Content starts
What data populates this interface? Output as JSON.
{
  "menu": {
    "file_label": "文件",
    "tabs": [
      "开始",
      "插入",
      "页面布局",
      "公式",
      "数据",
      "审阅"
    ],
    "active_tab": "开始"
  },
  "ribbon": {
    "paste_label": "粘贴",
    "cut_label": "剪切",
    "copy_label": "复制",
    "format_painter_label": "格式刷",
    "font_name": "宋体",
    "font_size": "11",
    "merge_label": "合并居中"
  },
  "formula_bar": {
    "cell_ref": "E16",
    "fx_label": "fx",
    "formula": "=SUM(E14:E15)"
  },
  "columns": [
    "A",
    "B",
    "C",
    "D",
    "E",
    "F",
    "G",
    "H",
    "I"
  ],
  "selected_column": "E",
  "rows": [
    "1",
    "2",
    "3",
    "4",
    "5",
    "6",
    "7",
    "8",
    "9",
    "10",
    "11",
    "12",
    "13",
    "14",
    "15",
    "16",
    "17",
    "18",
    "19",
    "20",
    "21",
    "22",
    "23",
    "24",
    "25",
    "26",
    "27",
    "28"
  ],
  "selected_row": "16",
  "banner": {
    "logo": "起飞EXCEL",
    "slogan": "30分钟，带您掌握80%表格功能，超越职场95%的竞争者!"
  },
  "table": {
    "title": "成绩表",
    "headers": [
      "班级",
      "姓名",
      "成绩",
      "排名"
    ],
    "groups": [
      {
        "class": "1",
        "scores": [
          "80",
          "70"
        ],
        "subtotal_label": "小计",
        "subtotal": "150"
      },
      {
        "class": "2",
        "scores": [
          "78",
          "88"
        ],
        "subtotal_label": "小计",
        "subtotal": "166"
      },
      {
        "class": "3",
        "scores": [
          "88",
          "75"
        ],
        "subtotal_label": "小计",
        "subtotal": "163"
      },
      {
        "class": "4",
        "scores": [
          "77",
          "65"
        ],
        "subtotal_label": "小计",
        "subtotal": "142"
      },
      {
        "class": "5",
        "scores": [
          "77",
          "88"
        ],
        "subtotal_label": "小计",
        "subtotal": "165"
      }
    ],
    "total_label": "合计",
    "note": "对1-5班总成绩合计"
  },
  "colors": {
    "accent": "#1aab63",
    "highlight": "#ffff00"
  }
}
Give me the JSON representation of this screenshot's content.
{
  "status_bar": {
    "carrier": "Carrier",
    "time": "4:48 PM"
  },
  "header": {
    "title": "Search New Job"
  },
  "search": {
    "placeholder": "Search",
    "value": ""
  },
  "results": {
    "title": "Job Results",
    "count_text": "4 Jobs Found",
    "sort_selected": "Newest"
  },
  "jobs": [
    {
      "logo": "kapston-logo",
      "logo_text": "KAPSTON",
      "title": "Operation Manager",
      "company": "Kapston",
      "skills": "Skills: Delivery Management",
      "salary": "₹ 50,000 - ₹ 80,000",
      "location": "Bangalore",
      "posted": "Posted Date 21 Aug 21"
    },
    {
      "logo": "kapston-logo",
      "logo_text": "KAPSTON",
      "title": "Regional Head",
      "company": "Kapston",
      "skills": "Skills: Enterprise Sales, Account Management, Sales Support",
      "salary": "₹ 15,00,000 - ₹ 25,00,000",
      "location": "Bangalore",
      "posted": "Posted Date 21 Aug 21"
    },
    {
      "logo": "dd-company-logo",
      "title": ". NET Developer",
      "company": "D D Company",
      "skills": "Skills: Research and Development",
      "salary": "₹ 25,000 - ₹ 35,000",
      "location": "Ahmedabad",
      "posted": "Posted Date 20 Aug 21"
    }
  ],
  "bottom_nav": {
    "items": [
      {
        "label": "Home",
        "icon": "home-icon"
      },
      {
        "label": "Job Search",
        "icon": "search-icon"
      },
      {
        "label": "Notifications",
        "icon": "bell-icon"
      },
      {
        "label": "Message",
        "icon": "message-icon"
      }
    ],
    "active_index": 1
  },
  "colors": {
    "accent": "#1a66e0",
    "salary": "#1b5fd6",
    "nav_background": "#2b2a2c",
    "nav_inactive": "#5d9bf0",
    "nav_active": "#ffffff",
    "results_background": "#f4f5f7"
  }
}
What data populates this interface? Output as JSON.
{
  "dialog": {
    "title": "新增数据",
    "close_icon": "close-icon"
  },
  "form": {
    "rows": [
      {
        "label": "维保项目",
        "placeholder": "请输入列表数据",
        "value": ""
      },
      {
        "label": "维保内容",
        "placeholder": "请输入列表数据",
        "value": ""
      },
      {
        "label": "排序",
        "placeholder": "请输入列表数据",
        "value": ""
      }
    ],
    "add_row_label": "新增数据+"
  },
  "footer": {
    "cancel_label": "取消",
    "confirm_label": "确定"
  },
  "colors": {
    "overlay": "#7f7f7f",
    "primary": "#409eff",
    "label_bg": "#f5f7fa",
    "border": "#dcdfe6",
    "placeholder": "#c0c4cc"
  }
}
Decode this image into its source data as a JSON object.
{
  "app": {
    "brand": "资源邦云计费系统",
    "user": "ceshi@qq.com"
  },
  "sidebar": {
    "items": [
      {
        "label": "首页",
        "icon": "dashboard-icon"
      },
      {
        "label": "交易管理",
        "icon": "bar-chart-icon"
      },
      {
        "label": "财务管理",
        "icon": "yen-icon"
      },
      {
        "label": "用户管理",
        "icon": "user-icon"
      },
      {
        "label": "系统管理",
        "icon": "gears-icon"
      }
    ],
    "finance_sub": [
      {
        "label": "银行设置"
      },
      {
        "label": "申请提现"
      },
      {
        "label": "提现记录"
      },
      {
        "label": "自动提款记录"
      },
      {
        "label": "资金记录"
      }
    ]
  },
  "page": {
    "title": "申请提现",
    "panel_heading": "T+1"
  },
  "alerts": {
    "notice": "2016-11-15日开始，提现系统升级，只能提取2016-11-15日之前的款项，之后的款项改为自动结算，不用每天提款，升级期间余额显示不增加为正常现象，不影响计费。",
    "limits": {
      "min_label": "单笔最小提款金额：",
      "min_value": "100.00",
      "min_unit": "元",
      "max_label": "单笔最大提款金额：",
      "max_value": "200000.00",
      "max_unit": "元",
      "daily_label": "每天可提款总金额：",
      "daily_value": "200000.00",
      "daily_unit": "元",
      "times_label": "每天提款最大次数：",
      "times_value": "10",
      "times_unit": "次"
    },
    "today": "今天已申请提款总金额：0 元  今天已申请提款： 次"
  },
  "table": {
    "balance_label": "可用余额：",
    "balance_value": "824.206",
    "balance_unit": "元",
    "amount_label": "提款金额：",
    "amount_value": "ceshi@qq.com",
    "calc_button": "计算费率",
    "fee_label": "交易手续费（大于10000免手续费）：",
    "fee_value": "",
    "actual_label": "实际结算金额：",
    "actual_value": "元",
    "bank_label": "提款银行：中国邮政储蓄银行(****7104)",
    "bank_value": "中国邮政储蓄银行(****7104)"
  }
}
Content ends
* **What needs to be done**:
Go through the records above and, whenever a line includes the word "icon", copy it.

* **Solution to the exercise**:
        "icon": "home-icon"
        "icon": "search-icon"
        "icon": "bell-icon"
        "icon": "message-icon"
    "close_icon": "close-icon"
        "icon": "dashboard-icon"
        "icon": "bar-chart-icon"
        "icon": "yen-icon"
        "icon": "user-icon"
        "icon": "gears-icon"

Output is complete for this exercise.